╔══

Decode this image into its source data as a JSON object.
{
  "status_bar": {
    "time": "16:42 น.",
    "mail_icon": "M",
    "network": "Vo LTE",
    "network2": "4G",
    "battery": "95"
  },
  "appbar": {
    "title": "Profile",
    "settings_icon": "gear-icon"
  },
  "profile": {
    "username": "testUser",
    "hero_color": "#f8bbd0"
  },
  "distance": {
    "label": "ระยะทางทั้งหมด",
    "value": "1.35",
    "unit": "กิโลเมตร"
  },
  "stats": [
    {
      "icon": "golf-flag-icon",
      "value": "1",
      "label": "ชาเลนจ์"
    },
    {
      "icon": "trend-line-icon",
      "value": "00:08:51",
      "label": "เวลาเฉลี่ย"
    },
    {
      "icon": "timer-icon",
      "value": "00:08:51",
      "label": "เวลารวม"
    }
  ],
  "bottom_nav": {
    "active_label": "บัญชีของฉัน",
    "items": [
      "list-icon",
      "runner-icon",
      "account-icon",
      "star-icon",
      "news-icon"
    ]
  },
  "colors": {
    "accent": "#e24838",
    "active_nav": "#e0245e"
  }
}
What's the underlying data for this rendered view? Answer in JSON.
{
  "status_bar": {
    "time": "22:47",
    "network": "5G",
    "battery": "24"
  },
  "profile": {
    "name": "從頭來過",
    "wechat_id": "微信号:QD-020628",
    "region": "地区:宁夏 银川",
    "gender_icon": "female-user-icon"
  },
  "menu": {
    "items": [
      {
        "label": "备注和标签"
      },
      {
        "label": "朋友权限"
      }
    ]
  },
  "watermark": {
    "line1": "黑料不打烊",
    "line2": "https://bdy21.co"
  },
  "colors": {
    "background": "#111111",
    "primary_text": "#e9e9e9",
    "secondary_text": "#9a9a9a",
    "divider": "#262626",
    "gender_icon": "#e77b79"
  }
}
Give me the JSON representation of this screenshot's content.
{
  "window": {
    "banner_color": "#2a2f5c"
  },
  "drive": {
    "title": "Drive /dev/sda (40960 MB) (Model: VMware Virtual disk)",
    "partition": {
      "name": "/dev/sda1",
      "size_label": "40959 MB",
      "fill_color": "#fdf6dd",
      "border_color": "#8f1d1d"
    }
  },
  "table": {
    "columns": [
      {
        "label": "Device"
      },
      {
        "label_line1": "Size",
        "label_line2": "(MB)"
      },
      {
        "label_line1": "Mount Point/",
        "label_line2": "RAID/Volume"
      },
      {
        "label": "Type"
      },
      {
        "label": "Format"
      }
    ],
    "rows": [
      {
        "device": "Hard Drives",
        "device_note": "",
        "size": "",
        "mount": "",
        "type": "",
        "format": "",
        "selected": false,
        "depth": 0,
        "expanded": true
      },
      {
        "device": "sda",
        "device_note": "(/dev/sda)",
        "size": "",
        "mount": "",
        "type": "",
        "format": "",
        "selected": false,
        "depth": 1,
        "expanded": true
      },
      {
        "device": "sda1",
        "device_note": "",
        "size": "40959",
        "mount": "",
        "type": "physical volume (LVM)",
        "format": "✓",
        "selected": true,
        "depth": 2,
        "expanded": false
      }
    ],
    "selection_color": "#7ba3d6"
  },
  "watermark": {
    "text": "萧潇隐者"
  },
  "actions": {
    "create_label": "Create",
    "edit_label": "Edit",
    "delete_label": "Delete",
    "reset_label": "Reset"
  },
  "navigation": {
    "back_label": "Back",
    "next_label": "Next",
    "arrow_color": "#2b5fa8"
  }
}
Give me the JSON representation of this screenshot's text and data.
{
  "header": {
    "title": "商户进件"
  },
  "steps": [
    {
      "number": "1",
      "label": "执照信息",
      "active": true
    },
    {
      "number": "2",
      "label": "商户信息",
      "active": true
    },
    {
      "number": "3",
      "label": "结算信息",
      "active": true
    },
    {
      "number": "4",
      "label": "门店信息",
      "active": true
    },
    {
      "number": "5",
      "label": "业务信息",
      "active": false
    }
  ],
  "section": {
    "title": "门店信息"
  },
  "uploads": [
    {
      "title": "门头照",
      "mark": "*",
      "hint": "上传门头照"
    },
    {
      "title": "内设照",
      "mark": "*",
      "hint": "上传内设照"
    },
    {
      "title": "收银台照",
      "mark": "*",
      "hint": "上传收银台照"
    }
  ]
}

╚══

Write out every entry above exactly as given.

- Reply -
Decode this image into its source data as a JSON object.
{
  "status_bar": {
    "time": "16:42 น.",
    "mail_icon": "M",
    "network": "Vo LTE",
    "network2": "4G",
    "battery": "95"
  },
  "appbar": {
    "title": "Profile",
    "settings_icon": "gear-icon"
  },
  "profile": {
    "username": "testUser",
    "hero_color": "#f8bbd0"
  },
  "distance": {
    "label": "ระยะทางทั้งหมด",
    "value": "1.35",
    "unit": "กิโลเมตร"
  },
  "stats": [
    {
      "icon": "golf-flag-icon",
      "value": "1",
      "label": "ชาเลนจ์"
    },
    {
      "icon": "trend-line-icon",
      "value": "00:08:51",
      "label": "เวลาเฉลี่ย"
    },
    {
      "icon": "timer-icon",
      "value": "00:08:51",
      "label": "เวลารวม"
    }
  ],
  "bottom_nav": {
    "active_label": "บัญชีของฉัน",
    "items": [
      "list-icon",
      "runner-icon",
      "account-icon",
      "star-icon",
      "news-icon"
    ]
  },
  "colors": {
    "accent": "#e24838",
    "active_nav": "#e0245e"
  }
}
What's the underlying data for this rendered view? Answer in JSON.
{
  "status_bar": {
    "time": "22:47",
    "network": "5G",
    "battery": "24"
  },
  "profile": {
    "name": "從頭來過",
    "wechat_id": "微信号:QD-020628",
    "region": "地区:宁夏 银川",
    "gender_icon": "female-user-icon"
  },
  "menu": {
    "items": [
      {
        "label": "备注和标签"
      },
      {
        "label": "朋友权限"
      }
    ]
  },
  "watermark": {
    "line1": "黑料不打烊",
    "line2": "https://bdy21.co"
  },
  "colors": {
    "background": "#111111",
    "primary_text": "#e9e9e9",
    "secondary_text": "#9a9a9a",
    "divider": "#262626",
    "gender_icon": "#e77b79"
  }
}
Give me the JSON representation of this screenshot's content.
{
  "window": {
    "banner_color": "#2a2f5c"
  },
  "drive": {
    "title": "Drive /dev/sda (40960 MB) (Model: VMware Virtual disk)",
    "partition": {
      "name": "/dev/sda1",
      "size_label": "40959 MB",
      "fill_color": "#fdf6dd",
      "border_color": "#8f1d1d"
    }
  },
  "table": {
    "columns": [
      {
        "label": "Device"
      },
      {
        "label_line1": "Size",
        "label_line2": "(MB)"
      },
      {
        "label_line1": "Mount Point/",
        "label_line2": "RAID/Volume"
      },
      {
        "label": "Type"
      },
      {
        "label": "Format"
      }
    ],
    "rows": [
      {
        "device": "Hard Drives",
        "device_note": "",
        "size": "",
        "mount": "",
        "type": "",
        "format": "",
        "selected": false,
        "depth": 0,
        "expanded": true
      },
      {
        "device": "sda",
        "device_note": "(/dev/sda)",
        "size": "",
        "mount": "",
        "type": "",
        "format": "",
        "selected": false,
        "depth": 1,
        "expanded": true
      },
      {
        "device": "sda1",
        "device_note": "",
        "size": "40959",
        "mount": "",
        "type": "physical volume (LVM)",
        "format": "✓",
        "selected": true,
        "depth": 2,
        "expanded": false
      }
    ],
    "selection_color": "#7ba3d6"
  },
  "watermark": {
    "text": "萧潇隐者"
  },
  "actions": {
    "create_label": "Create",
    "edit_label": "Edit",
    "delete_label": "Delete",
    "reset_label": "Reset"
  },
  "navigation": {
    "back_label": "Back",
    "next_label": "Next",
    "arrow_color": "#2b5fa8"
  }
}
Give me the JSON representation of this screenshot's text and data.
{
  "header": {
    "title": "商户进件"
  },
  "steps": [
    {
      "number": "1",
      "label": "执照信息",
      "active": true
    },
    {
      "number": "2",
      "label": "商户信息",
      "active": true
    },
    {
      "number": "3",
      "label": "结算信息",
      "active": true
    },
    {
      "number": "4",
      "label": "门店信息",
      "active": true
    },
    {
      "number": "5",
      "label": "业务信息",
      "active": false
    }
  ],
  "section": {
    "title": "门店信息"
  },
  "uploads": [
    {
      "title": "门头照",
      "mark": "*",
      "hint": "上传门头照"
    },
    {
      "title": "内设照",
      "mark": "*",
      "hint": "上传内设照"
    },
    {
      "title": "收银台照",
      "mark": "*",
      "hint": "上传收银台照"
    }
  ]
}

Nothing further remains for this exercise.